Local Politics

Lawmakers stick to guns as budget clock ticks

Posted June 25, 2009 4:54 p.m. EDT
Updated June 25, 2009 7:15 p.m. EDT

— Five days remain until a new fiscal year starts for state government, and lawmakers continue to haggle over a state budget with no agreement in sight.

House and Senate budget negotiators have been working for most of the past two weeks on a compromise two-year spending plan that would erase a projected $4.6 million deficit. Most cuts have been agreed to, but lawmakers remain far apart on how to raise extra revenue.

Gov. Beverly Perdue in recent days has urged lawmakers to raise $1 billion to $1.5 billion in new taxes to avoid drastic cuts to education, but she didn't provide any guidance on how to do that.

Sen. David Hoyle, co-chairman of the Senate Finance Committee, says the House and Senate have agreed to raise $990 million in revenue in fiscal 2009-10 and $1.3 billion in the second year of the budget.

"How we get the money is where the big battle is being waged," said Hoyle, D-Gaston.

House members want to use a quarter-cent sales tax increase and higher income taxes on couples making more than $200,000 a year to generate most of the additional revenue. Senate Democrats have balked at the idea of higher sales and income taxes, however.

"We've only got 11,000 people in this state making more than $1 million. If we (raise income taxes), we'll have 5,000 people in the state (in that position)," Hoyle said.

Senators want to lower the sales tax and begin taxing a range of services, from car repairs to lawn care to home improvements.

Once lawmakers agree on how to generate the money, they have to decide where it goes. The popular choice is education and the Department of Health and Human Services, but not everyone agrees with that plan.

"I'm very concerned about probation and parole (and) corrections," said Sen. Linda Garrou, co-chairwoman of the Senate Appropriations Committee. "We have a challenge ahead."

House Majority Leader Hugh Holliman said the chances of passing a balanced budget by June 30 are about 50-50.

"I think standoffs are solved pretty quickly," said Holliman, D-Davidson. "Forget about digging in your heels on certain things and say, 'We need to work out a package here that takes the Senate's position and our position and have a total package.'"

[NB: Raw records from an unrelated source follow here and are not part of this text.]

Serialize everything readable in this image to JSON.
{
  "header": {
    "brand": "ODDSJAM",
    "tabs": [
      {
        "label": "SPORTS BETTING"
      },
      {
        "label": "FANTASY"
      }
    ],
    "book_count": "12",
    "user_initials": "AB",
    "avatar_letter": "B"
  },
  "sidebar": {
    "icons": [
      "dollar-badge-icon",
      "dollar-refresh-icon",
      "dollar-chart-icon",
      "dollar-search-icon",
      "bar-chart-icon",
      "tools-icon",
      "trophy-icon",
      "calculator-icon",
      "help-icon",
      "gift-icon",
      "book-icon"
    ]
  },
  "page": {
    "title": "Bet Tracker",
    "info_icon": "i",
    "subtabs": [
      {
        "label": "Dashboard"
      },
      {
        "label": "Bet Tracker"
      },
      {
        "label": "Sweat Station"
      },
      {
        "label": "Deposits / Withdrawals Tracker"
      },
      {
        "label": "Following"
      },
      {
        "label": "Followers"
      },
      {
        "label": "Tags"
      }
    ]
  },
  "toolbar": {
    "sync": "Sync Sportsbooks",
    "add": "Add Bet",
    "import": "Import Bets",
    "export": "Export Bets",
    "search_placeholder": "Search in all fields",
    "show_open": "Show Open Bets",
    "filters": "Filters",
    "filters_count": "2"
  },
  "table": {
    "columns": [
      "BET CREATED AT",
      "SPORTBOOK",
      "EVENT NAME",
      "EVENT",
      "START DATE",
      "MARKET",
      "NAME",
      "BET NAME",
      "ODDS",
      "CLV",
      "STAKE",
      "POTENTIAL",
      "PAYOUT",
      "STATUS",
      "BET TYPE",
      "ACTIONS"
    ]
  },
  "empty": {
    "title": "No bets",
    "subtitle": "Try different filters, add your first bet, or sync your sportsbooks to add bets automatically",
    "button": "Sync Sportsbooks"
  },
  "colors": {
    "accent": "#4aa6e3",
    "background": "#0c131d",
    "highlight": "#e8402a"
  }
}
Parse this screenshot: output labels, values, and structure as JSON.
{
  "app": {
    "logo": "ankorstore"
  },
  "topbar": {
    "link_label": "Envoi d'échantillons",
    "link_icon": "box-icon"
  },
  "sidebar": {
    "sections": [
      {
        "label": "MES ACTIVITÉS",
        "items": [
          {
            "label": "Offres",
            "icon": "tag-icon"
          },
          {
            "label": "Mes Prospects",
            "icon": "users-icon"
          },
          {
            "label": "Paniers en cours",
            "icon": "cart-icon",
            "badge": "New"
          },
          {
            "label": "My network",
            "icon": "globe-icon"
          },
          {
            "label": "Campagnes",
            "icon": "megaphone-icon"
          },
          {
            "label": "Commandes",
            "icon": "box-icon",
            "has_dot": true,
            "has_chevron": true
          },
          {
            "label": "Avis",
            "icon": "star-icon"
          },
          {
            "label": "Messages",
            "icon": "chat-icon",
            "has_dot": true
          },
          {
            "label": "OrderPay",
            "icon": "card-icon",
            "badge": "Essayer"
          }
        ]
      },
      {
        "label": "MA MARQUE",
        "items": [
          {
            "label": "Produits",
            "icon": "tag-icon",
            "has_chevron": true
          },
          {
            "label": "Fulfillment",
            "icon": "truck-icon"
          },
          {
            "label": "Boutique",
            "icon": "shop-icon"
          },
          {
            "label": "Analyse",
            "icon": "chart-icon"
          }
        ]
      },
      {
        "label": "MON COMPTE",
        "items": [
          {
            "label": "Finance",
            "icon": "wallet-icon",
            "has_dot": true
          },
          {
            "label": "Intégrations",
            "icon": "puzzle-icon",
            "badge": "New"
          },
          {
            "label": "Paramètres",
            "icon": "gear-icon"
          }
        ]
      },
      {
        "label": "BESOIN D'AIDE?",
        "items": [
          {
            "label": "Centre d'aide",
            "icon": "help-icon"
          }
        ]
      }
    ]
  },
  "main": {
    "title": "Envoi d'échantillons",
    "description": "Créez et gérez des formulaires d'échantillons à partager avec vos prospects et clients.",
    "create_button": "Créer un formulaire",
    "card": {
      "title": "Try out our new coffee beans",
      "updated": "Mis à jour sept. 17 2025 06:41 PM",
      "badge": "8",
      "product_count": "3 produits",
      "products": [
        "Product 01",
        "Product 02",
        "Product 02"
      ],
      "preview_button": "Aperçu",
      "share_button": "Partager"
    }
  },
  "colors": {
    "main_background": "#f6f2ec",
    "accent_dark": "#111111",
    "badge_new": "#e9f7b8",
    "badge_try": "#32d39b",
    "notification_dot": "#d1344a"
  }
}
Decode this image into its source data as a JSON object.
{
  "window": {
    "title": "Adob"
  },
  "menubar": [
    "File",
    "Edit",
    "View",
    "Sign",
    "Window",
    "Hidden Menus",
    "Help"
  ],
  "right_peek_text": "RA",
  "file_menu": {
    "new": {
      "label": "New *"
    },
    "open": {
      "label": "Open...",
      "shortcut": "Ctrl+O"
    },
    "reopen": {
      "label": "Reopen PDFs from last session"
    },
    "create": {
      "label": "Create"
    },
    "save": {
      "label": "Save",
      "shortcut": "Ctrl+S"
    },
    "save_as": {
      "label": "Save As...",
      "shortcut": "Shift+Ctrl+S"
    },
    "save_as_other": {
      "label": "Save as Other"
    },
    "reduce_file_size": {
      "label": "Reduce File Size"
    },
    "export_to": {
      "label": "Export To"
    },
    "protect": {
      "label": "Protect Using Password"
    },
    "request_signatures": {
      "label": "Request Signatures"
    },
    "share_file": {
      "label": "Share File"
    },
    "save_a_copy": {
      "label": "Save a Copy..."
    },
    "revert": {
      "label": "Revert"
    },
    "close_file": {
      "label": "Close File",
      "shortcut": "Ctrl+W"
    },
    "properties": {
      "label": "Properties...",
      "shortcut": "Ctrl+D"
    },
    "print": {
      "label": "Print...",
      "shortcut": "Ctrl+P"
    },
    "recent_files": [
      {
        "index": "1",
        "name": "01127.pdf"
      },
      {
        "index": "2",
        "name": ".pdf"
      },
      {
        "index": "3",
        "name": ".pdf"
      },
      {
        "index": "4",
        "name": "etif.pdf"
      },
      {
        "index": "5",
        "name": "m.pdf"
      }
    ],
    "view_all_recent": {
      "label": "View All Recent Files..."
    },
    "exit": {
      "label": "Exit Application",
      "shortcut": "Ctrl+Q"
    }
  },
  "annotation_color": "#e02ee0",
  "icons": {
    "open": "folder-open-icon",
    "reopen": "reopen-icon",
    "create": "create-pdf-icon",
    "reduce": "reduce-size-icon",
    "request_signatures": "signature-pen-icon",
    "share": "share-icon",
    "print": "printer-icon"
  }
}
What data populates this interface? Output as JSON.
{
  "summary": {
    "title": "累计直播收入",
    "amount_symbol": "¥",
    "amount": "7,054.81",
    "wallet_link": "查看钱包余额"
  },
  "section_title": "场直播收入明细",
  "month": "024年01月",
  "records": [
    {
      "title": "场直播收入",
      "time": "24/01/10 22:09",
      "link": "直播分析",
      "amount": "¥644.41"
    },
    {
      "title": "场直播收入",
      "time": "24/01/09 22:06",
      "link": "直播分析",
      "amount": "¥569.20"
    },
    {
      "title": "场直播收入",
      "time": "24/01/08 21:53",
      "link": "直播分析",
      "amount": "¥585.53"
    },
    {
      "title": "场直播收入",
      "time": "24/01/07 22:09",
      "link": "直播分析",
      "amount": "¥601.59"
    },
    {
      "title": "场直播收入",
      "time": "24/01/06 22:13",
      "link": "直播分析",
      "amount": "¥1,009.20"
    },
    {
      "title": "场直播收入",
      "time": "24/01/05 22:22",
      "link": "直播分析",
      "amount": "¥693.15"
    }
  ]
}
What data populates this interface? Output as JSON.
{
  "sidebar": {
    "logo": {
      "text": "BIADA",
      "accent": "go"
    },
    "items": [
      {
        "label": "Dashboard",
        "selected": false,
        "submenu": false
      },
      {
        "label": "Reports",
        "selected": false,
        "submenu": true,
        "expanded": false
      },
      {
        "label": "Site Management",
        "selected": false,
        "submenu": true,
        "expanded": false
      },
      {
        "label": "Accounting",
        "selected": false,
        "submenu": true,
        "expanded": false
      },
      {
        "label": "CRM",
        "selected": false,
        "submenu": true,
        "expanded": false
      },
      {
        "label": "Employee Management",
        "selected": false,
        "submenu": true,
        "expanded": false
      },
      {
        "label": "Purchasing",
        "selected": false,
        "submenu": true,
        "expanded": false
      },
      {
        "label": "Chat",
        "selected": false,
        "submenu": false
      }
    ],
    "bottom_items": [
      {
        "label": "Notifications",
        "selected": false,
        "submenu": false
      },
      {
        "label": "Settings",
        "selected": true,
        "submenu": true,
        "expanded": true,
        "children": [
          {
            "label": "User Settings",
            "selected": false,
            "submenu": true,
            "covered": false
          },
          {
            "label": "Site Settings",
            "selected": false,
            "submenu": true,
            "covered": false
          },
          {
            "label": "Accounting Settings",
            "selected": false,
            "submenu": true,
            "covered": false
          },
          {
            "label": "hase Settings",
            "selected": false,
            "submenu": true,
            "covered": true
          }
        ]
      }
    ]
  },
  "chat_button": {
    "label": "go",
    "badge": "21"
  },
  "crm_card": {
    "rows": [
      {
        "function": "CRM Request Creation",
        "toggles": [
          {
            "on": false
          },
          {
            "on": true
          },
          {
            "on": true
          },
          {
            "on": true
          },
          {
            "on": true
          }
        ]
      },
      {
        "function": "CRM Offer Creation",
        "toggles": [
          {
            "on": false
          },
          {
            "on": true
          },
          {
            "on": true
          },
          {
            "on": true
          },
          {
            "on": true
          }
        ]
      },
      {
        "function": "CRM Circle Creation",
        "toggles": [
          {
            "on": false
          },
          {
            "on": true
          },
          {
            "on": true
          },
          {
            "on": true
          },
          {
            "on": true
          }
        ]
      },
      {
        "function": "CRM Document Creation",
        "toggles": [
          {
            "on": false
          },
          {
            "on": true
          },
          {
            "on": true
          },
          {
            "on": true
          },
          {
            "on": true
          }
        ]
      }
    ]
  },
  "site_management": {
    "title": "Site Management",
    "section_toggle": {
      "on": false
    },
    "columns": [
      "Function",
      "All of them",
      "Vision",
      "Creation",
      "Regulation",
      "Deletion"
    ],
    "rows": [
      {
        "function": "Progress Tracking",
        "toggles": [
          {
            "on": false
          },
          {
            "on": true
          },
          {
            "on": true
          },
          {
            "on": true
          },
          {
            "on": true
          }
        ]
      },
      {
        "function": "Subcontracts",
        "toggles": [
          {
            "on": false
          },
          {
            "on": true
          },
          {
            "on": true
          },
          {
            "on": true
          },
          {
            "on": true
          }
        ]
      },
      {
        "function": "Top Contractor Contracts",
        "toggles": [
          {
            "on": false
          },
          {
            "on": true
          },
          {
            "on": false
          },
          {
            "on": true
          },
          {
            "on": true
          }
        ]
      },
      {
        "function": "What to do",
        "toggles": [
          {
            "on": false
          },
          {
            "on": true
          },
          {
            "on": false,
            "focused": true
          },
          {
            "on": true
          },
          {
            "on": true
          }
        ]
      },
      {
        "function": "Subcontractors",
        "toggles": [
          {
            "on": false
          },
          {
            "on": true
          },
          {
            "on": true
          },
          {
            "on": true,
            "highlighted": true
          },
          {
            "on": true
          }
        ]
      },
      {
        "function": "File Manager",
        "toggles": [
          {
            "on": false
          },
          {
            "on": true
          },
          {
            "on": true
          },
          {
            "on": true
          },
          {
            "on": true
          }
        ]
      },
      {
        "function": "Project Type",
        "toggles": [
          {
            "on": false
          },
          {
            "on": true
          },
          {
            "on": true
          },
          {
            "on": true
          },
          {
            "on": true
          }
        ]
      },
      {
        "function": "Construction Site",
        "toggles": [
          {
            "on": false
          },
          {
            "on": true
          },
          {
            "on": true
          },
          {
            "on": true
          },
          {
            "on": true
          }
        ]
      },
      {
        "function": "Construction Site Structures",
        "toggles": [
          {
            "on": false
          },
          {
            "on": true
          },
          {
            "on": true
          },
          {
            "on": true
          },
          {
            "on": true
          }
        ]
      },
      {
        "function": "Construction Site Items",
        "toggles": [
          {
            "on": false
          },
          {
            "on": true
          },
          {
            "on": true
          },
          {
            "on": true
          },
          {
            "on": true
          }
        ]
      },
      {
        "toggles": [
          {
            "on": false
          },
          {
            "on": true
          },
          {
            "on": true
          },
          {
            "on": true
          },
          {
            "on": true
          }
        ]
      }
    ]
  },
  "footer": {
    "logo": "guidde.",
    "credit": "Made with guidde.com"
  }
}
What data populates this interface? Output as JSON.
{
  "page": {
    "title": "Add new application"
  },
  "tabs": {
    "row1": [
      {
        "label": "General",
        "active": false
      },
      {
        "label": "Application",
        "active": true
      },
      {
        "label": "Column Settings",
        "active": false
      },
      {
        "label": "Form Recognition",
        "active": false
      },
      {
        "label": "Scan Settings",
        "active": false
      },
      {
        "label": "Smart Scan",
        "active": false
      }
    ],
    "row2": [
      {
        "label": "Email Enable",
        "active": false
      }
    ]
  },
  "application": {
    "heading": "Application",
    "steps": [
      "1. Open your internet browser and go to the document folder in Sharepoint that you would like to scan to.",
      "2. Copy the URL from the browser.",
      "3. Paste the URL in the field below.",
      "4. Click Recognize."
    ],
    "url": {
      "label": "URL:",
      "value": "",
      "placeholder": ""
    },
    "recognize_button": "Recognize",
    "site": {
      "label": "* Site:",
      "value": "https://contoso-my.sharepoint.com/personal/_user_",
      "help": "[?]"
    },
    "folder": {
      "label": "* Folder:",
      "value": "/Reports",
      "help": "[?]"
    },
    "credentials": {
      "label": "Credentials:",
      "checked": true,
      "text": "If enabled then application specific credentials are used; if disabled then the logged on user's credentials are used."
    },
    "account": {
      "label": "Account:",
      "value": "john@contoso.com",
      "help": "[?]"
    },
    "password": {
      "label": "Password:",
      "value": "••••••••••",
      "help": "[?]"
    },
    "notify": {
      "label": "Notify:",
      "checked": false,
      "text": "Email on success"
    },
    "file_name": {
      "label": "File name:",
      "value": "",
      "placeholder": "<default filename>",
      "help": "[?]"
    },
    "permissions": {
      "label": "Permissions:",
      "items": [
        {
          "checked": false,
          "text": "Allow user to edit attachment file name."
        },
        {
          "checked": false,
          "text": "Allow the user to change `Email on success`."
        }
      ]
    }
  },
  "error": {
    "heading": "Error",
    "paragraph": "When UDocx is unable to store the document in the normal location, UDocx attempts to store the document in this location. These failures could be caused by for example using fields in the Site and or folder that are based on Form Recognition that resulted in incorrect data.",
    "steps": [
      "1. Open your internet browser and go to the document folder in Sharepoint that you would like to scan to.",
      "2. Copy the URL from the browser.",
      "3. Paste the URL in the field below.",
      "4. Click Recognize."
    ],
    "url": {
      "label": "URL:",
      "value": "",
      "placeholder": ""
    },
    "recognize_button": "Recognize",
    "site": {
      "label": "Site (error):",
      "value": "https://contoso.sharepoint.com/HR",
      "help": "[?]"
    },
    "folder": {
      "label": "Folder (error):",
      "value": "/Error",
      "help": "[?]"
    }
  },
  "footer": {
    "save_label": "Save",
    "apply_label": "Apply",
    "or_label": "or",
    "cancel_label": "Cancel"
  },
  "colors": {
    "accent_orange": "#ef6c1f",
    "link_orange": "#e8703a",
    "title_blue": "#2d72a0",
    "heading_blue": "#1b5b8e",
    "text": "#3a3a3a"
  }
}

The Senate on Tuesday passed Senate Bill 311, to allow government to keep operating past the end of June in case a budget isn't in place.

The bill orders Perdue to keep spending levels at no more than 85 percent of what was allocated in the past year's budget because lawmakers are reducing spending due to declining tax collections. The temporary spending plan also would prevent any pay increases for state workers, such as automatic step increases, from taking effect unless authorized by the General Assembly.

The House Appropriations Committee passed its own continuing resolution Thursday – House leaders have criticized the Senate bill because it doesn't include any expiration date – but House members are more focused on trying to get the budget done on time.

Hoyle said he doesn't see the General Assembly meeting the June 30 deadline.

"I'm not trying to inflame my colleagues," he said. "I'm just saying we're miles apart on philosophical differences."

Others continue to hold out hope for a last-minute deal.

"Miracles do happen," said Garrou, D-Forsyth.